▸ Task goal
Whichever lines of the entries hold the word "thumb" should be identified and copied.

▸ Data shown
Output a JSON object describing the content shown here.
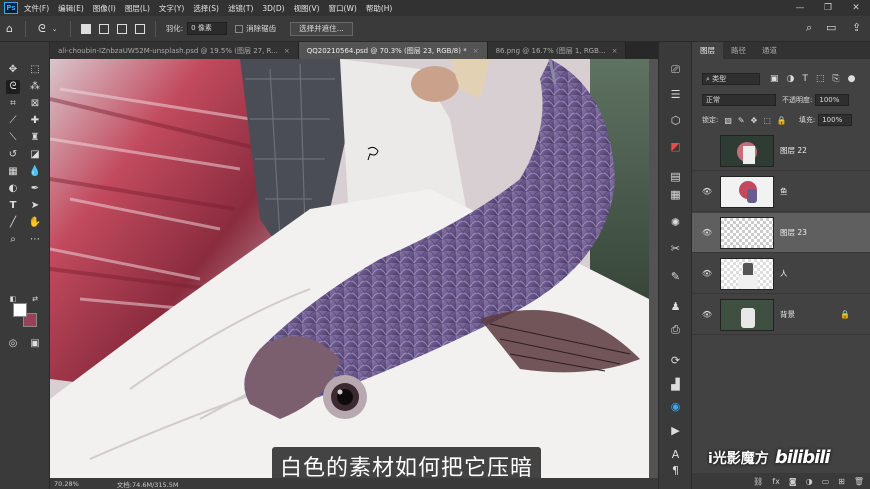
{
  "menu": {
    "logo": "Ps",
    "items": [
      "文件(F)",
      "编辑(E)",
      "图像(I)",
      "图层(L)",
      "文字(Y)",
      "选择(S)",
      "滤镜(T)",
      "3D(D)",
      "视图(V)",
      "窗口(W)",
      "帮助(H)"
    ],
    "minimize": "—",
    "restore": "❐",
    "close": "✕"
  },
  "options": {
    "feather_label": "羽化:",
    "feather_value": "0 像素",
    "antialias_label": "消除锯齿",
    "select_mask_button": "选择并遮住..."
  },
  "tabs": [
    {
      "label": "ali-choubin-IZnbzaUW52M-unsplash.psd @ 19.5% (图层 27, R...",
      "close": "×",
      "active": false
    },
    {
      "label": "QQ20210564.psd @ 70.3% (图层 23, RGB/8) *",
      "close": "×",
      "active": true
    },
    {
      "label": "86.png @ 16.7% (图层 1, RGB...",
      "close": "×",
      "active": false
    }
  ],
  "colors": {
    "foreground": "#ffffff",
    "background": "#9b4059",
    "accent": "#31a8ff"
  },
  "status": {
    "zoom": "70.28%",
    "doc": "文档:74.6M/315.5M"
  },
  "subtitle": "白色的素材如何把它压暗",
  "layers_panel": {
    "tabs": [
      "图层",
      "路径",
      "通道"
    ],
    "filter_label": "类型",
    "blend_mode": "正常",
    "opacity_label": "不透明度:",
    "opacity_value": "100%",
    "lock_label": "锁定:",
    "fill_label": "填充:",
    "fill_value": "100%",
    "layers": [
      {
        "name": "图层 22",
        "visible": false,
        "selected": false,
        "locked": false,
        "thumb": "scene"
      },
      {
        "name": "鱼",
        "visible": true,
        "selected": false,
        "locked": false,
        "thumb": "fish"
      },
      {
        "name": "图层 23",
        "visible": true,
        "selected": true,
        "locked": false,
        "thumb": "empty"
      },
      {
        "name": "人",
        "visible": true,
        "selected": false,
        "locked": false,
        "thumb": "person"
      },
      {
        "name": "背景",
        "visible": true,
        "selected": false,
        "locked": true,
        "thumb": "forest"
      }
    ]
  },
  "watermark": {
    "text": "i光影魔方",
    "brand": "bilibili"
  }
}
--
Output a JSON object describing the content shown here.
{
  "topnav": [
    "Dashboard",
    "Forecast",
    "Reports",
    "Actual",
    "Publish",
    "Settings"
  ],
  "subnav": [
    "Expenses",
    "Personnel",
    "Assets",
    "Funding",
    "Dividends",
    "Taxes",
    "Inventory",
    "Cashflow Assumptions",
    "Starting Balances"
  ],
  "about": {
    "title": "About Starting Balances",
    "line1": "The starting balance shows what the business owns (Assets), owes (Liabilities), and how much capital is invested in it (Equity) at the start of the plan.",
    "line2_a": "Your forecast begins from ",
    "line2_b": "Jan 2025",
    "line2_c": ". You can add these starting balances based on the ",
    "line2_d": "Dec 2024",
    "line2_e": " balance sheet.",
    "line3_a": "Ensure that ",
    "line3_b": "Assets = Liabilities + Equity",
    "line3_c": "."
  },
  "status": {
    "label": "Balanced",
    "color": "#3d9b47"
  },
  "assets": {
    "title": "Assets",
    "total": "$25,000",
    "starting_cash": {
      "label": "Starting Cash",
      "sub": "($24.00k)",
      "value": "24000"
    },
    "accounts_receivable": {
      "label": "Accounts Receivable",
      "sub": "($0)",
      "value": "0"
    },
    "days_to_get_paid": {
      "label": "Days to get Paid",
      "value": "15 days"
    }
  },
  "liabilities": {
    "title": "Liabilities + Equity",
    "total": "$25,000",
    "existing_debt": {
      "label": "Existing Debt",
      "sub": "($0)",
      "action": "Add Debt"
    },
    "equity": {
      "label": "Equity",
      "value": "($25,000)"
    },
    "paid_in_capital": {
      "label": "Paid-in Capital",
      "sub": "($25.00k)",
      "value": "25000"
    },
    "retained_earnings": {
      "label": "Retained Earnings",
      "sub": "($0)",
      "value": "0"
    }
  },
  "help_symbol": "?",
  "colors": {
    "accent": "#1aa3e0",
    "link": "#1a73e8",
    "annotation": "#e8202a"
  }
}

▸ Your response
        "thumb": "scene"
        "thumb": "fish"
        "thumb": "empty"
        "thumb": "person"
        "thumb": "forest"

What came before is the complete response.